START EXTRACTED RECORDS
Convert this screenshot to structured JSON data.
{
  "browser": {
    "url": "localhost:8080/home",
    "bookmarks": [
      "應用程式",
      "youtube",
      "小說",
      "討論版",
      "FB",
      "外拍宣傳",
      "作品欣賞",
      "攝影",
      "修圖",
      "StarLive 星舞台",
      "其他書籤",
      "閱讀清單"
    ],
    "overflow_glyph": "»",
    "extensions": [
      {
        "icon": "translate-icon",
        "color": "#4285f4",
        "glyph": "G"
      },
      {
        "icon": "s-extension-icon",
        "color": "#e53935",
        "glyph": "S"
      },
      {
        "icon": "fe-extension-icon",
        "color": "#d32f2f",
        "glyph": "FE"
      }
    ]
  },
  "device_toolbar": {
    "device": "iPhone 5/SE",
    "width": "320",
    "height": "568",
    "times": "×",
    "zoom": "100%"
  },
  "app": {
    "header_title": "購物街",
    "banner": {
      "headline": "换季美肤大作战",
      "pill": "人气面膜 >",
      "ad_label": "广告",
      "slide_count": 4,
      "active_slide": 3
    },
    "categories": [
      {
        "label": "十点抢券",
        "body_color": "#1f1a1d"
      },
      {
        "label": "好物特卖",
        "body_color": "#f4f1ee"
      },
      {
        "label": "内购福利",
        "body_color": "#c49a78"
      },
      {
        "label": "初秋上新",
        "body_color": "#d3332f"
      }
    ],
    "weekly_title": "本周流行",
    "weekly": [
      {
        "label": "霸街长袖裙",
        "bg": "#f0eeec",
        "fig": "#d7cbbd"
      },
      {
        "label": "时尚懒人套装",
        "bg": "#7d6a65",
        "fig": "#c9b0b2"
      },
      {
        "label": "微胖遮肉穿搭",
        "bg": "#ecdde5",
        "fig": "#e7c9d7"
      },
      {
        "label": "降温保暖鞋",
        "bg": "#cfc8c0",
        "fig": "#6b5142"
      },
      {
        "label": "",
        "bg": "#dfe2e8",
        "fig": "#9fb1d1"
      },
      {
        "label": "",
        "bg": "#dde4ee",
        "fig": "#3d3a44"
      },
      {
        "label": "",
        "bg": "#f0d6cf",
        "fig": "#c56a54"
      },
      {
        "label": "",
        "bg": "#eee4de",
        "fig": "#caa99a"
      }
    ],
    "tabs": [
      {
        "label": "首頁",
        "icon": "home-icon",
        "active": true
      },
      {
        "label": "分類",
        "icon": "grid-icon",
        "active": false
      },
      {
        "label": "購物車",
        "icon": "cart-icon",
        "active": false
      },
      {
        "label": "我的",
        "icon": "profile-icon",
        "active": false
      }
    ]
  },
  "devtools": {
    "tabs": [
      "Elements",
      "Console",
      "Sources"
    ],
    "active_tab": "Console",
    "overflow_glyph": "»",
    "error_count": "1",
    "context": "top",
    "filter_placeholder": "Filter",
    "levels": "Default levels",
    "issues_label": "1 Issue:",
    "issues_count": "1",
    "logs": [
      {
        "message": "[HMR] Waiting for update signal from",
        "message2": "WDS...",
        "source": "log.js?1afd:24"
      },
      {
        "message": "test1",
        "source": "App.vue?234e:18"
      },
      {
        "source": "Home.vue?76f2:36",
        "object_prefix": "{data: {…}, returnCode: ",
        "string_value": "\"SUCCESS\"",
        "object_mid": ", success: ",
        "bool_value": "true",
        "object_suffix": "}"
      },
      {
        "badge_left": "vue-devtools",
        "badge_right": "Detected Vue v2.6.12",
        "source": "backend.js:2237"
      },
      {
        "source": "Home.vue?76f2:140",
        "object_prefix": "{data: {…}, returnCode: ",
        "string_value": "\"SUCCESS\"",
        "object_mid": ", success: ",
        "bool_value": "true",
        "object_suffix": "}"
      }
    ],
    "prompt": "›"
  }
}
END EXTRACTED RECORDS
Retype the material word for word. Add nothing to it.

**WRITTEN ANSWER**
Convert this screenshot to structured JSON data.
{
  "browser": {
    "url": "localhost:8080/home",
    "bookmarks": [
      "應用程式",
      "youtube",
      "小說",
      "討論版",
      "FB",
      "外拍宣傳",
      "作品欣賞",
      "攝影",
      "修圖",
      "StarLive 星舞台",
      "其他書籤",
      "閱讀清單"
    ],
    "overflow_glyph": "»",
    "extensions": [
      {
        "icon": "translate-icon",
        "color": "#4285f4",
        "glyph": "G"
      },
      {
        "icon": "s-extension-icon",
        "color": "#e53935",
        "glyph": "S"
      },
      {
        "icon": "fe-extension-icon",
        "color": "#d32f2f",
        "glyph": "FE"
      }
    ]
  },
  "device_toolbar": {
    "device": "iPhone 5/SE",
    "width": "320",
    "height": "568",
    "times": "×",
    "zoom": "100%"
  },
  "app": {
    "header_title": "購物街",
    "banner": {
      "headline": "换季美肤大作战",
      "pill": "人气面膜 >",
      "ad_label": "广告",
      "slide_count": 4,
      "active_slide": 3
    },
    "categories": [
      {
        "label": "十点抢券",
        "body_color": "#1f1a1d"
      },
      {
        "label": "好物特卖",
        "body_color": "#f4f1ee"
      },
      {
        "label": "内购福利",
        "body_color": "#c49a78"
      },
      {
        "label": "初秋上新",
        "body_color": "#d3332f"
      }
    ],
    "weekly_title": "本周流行",
    "weekly": [
      {
        "label": "霸街长袖裙",
        "bg": "#f0eeec",
        "fig": "#d7cbbd"
      },
      {
        "label": "时尚懒人套装",
        "bg": "#7d6a65",
        "fig": "#c9b0b2"
      },
      {
        "label": "微胖遮肉穿搭",
        "bg": "#ecdde5",
        "fig": "#e7c9d7"
      },
      {
        "label": "降温保暖鞋",
        "bg": "#cfc8c0",
        "fig": "#6b5142"
      },
      {
        "label": "",
        "bg": "#dfe2e8",
        "fig": "#9fb1d1"
      },
      {
        "label": "",
        "bg": "#dde4ee",
        "fig": "#3d3a44"
      },
      {
        "label": "",
        "bg": "#f0d6cf",
        "fig": "#c56a54"
      },
      {
        "label": "",
        "bg": "#eee4de",
        "fig": "#caa99a"
      }
    ],
    "tabs": [
      {
        "label": "首頁",
        "icon": "home-icon",
        "active": true
      },
      {
        "label": "分類",
        "icon": "grid-icon",
        "active": false
      },
      {
        "label": "購物車",
        "icon": "cart-icon",
        "active": false
      },
      {
        "label": "我的",
        "icon": "profile-icon",
        "active": false
      }
    ]
  },
  "devtools": {
    "tabs": [
      "Elements",
      "Console",
      "Sources"
    ],
    "active_tab": "Console",
    "overflow_glyph": "»",
    "error_count": "1",
    "context": "top",
    "filter_placeholder": "Filter",
    "levels": "Default levels",
    "issues_label": "1 Issue:",
    "issues_count": "1",
    "logs": [
      {
        "message": "[HMR] Waiting for update signal from",
        "message2": "WDS...",
        "source": "log.js?1afd:24"
      },
      {
        "message": "test1",
        "source": "App.vue?234e:18"
      },
      {
        "source": "Home.vue?76f2:36",
        "object_prefix": "{data: {…}, returnCode: ",
        "string_value": "\"SUCCESS\"",
        "object_mid": ", success: ",
        "bool_value": "true",
        "object_suffix": "}"
      },
      {
        "badge_left": "vue-devtools",
        "badge_right": "Detected Vue v2.6.12",
        "source": "backend.js:2237"
      },
      {
        "source": "Home.vue?76f2:140",
        "object_prefix": "{data: {…}, returnCode: ",
        "string_value": "\"SUCCESS\"",
        "object_mid": ", success: ",
        "bool_value": "true",
        "object_suffix": "}"
      }
    ],
    "prompt": "›"
  }
}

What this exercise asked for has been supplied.